This afternoon my wife and I went to the Town Dock Tavern in Rye, about ten miles from home, to visit our friend Margaret who was bartending.
There was only one other person there when we arrived, but soon a few regulars started coming in. The place became lively with laughter and friendly conversation.
Margaret made sure we were acquainted with everyone and we felt most welcome.
We ate, we drank, we enjoyed the people, and then we remembered that tomorrow was Monday.
I want to explain the picture below (also the featured image) because they look less than flattering to the people in them and I call them ‘If Hell Had Happy Hour I’ and ‘II’ because nobody looks to be having a particularly good time, but this is one of those tricks of timing where, in that one split second, everyone looks off. It’s like when you pause a video in the middle of someone talking – that most beautiful or handsome person you wanted to stare at for a while looks like the biggest doof in the world!

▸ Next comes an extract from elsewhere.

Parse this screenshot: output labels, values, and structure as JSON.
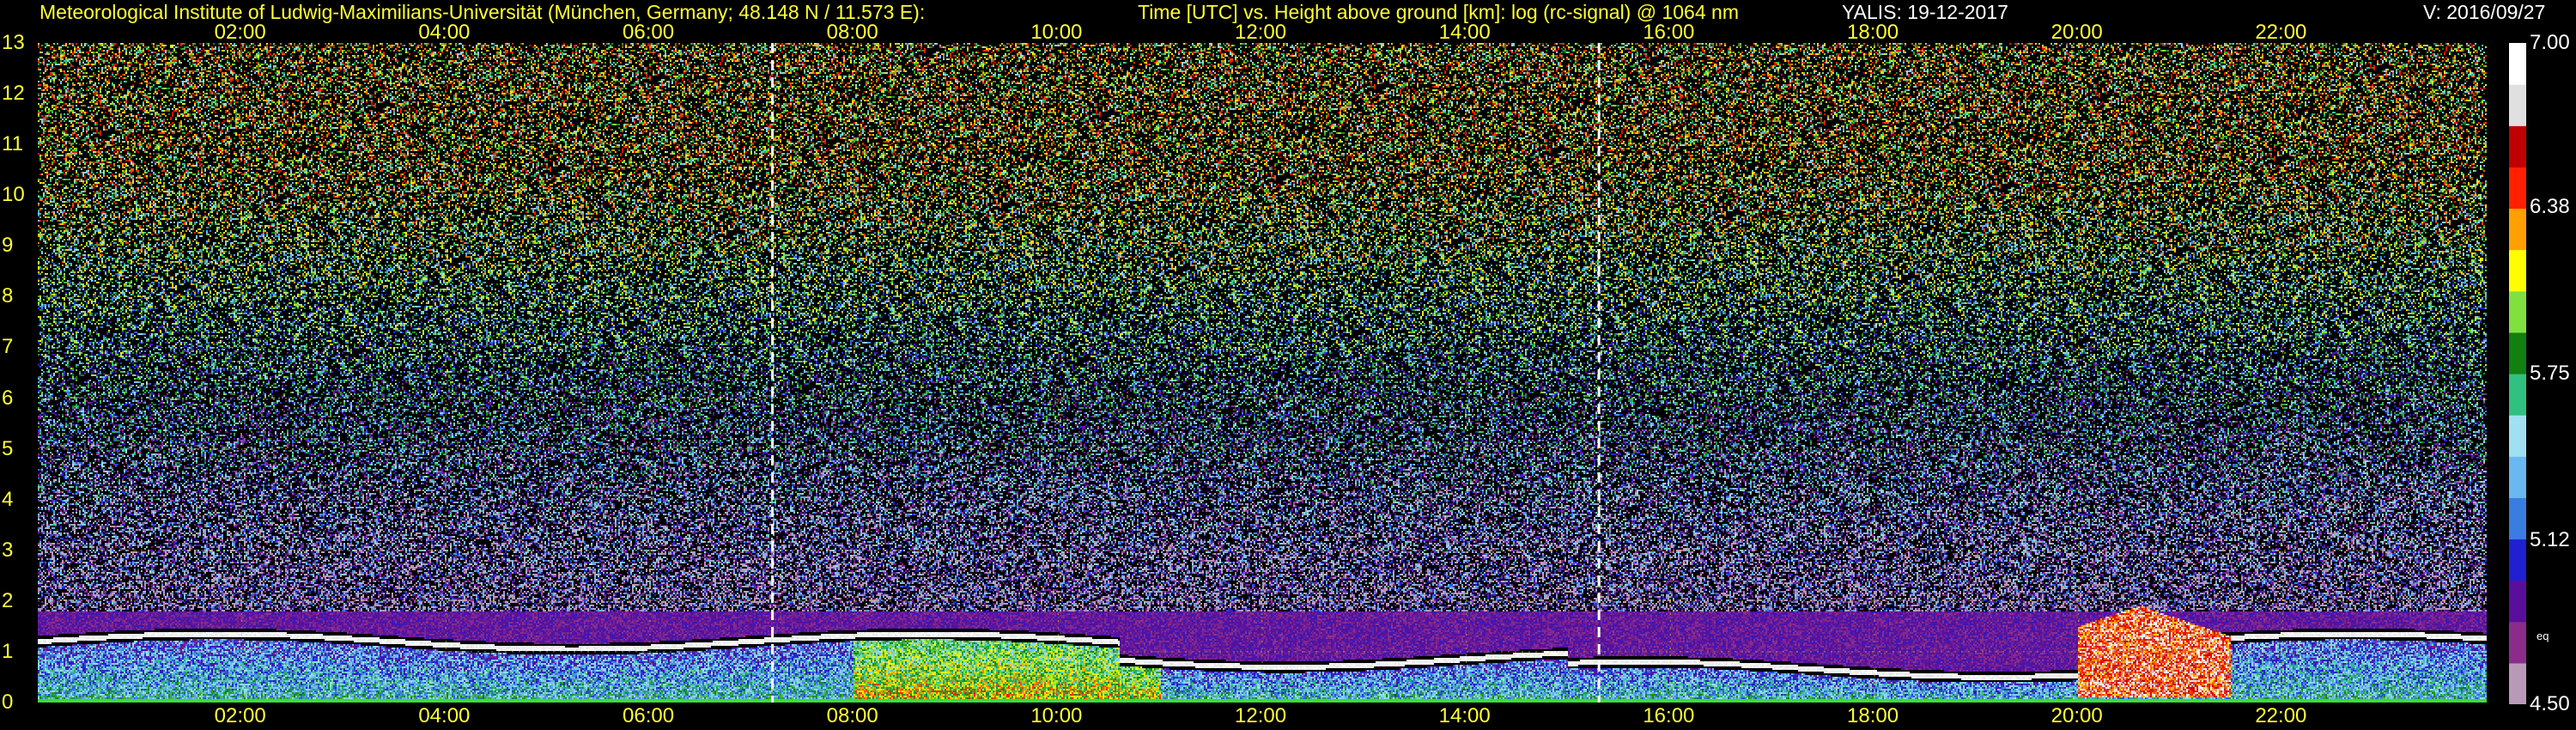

I guarantee, everyone was having a wonderful time, they were some of the most pleasant people I’ve ever drank with and I hope to hang with them again someday soon.
Like many people, I’m fascinated by the way different objects reflect light or images. Capturing this on ‘film’ hasn’t always been easy for me. Been a bit of a learning curve.
A lot of times I think I’m taking a photo of what I’m seeing only to find out that either my point of view isn’t exactly the same as my camera’s or that I didn’t have the settings right and the beautiful reflection I thought I caught looks undefined or washed out. Fortunately post processing with tools such as Snapseed, GIMP, etc., can help bring out the beauty that was there in my eyes.
I love the way different surfaces reflect objects and light: how very smooth surfaces (water, glass, polished marble) act like mirrors, rough and dented surfaces provide only a rough idea of the images they reflect. There’s an analogy somewhere in there for the way we think and relate our ideas to each other.
Not all reflection is about light and images – sometimes a reflection is seeing something two people are doing that looks almost the same.